Michael Bloomberg has been taking flak from progressives lately because of his longstanding, enthusiastic support for New York City's "stop, question, and frisk" program, a position he renounced just a week before he officially entered the race for the Democratic presidential nomination. The former mayor's support for stricter gun control laws, by contrast, is not very controversial among Democratic voters, although it reflects the same troubling readiness to sacrifice civil liberties on the altar of public safety.
During Bloomberg's administration, the annual number of SQF encounters septupled, from fewer than 100,000 in 2002 to more than 685,000 in 2011. Nearly nine times out of 10, the pedestrians stopped, questioned and frisked by police were black or Hispanic.
SQF's racially disproportionate impact has always been one of the main objections to it. Until recently, Bloomberg argued that the strategy's purported effectiveness in reducing gun violence justified the burden it imposed on young black and Hispanic men.
Now Bloomberg says he was wrong to credit SQF with reducing New York's homicide rate, which continued to fall as the number of stops plummeted after 2011. He also wants Democrats to believe he has finally taken to heart the complaints of innocent people hassled by police for no good reason — complaints that in 2013 led a federal judge to conclude that SQF violated both the 14th Amendment's guarantee of equal protection and the Fourth Amendment's ban on unreasonable searches and seizures.
Bloomberg never offered a credible defense of SQF's constitutionality. To the contrary, he implicitly admitted that New York police officers were routinely flouting the Fourth Amendment.
The point of stopping and searching pedestrians, Bloomberg said, was not seizing illegal guns (which police almost never found) but deterring young men from carrying them. According to the Supreme Court, that is not a constitutionally permissible aim, since police may detain someone only if they reasonably suspect he is engaged in criminal activity and pat him down only if they reasonably suspect he is armed.
Bloomberg overlooked such niceties, he says, because "I was totally focused on saving lives." The same tunnel vision is apparent in his gun control platform.
Bloomberg wants the federal government and all 50 states to enact "red flag" laws that suspend people's Second Amendment rights when they are deemed a threat to themselves or others.
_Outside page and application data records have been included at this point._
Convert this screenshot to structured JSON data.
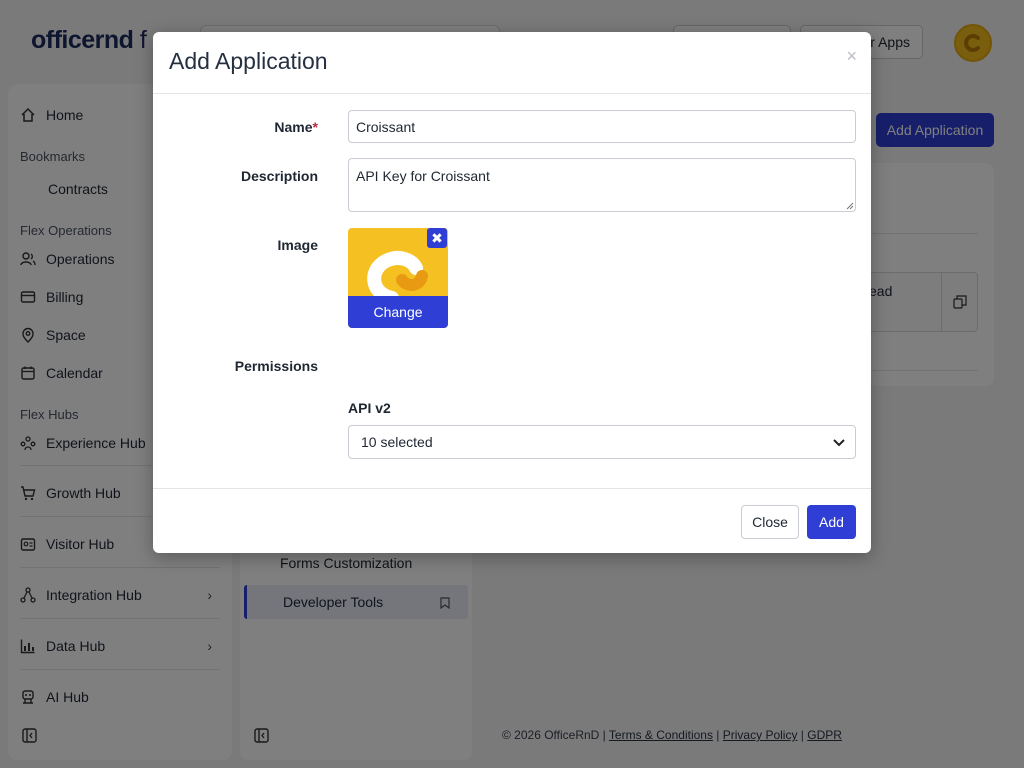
{
  "app": {
    "logo_bold": "officernd",
    "logo_light": " f",
    "top_buttons": [
      "",
      "er Apps"
    ]
  },
  "sidebar": {
    "home": "Home",
    "bookmarks_section": "Bookmarks",
    "contracts": "Contracts",
    "flex_operations_section": "Flex Operations",
    "operations": "Operations",
    "billing": "Billing",
    "space": "Space",
    "calendar": "Calendar",
    "flex_hubs_section": "Flex Hubs",
    "experience_hub": "Experience Hub",
    "growth_hub": "Growth Hub",
    "visitor_hub": "Visitor Hub",
    "integration_hub": "Integration Hub",
    "data_hub": "Data Hub",
    "ai_hub": "AI Hub"
  },
  "subpanel": {
    "forms_customization": "Forms Customization",
    "developer_tools": "Developer Tools"
  },
  "content": {
    "add_application_button": "Add Application",
    "card_text": "ead"
  },
  "footer": {
    "copyright": "© 2026 OfficeRnD",
    "terms": "Terms & Conditions",
    "privacy": "Privacy Policy",
    "gdpr": "GDPR",
    "sep": " | "
  },
  "modal": {
    "title": "Add Application",
    "close_symbol": "×",
    "name_label": "Name",
    "required_mark": "*",
    "name_value": "Croissant",
    "description_label": "Description",
    "description_value": "API Key for Croissant",
    "image_label": "Image",
    "image_remove_symbol": "✖",
    "image_change": "Change",
    "permissions_label": "Permissions",
    "api_label": "API v2",
    "api_selected": "10 selected",
    "close_button": "Close",
    "add_button": "Add"
  },
  "colors": {
    "primary": "#2f3fd6",
    "brand_yellow": "#f5c021",
    "overlay": "rgba(0,0,0,0.5)"
  }
}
Such laws raise many serious due process concerns, including vague standards, a lack of legal representation for respondents, and the automatic issuance of ex parte orders that deprive people of their constitutional rights without giving them a chance to rebut the allegations against them.
Bloomberg wants to ban so-called assault weapons, an arbitrarily defined category that includes some of the most popular rifles sold in the United States. Yet the Supreme Court has said the Second Amendment protects the right to own firearms "in common use" for "lawful purposes," a description that clearly applies to the guns Bloomberg considers intolerable.
Bloomberg wants to require "background checks for all gun sales," a policy aimed at enforcing legal restrictions on gun ownership that have little or nothing to do with public safety. If the system he favors works as intended, it will unjustly and irrationally stop millions of harmless people — including cannabis consumers and people who committed nonviolent drug felonies or underwent involuntary treatment for suicidal impulses decades ago — from exercising the constitutional right to armed self-defense.
Bloomberg wants to create a federal "permit" for gun purchases, which is constitutionally analogous to requiring that people get the government's permission before they buy books, express their opinions online or start a prayer group. Such permits would be a vehicle for enforcing the current rules, the new ones Bloomberg favors, and whatever restrictions politicians dream up in the future.
As with SQF, Bloomberg simply assumes these policies will reduce gun violence, and he does not even consider whether they are constitutional. To him, that question is irrelevant when you are "totally focused on saving lives."
Jacob Sullum is a senior editor at Reason magazine. Follow him on Twitter: @JacobSullum. To find out more about Jacob Sullum and read features by other Creators Syndicate writers and cartoonists, visit the Creators Syndicate webpage at www.creators.com.
Image courtesy of Gage Skidmore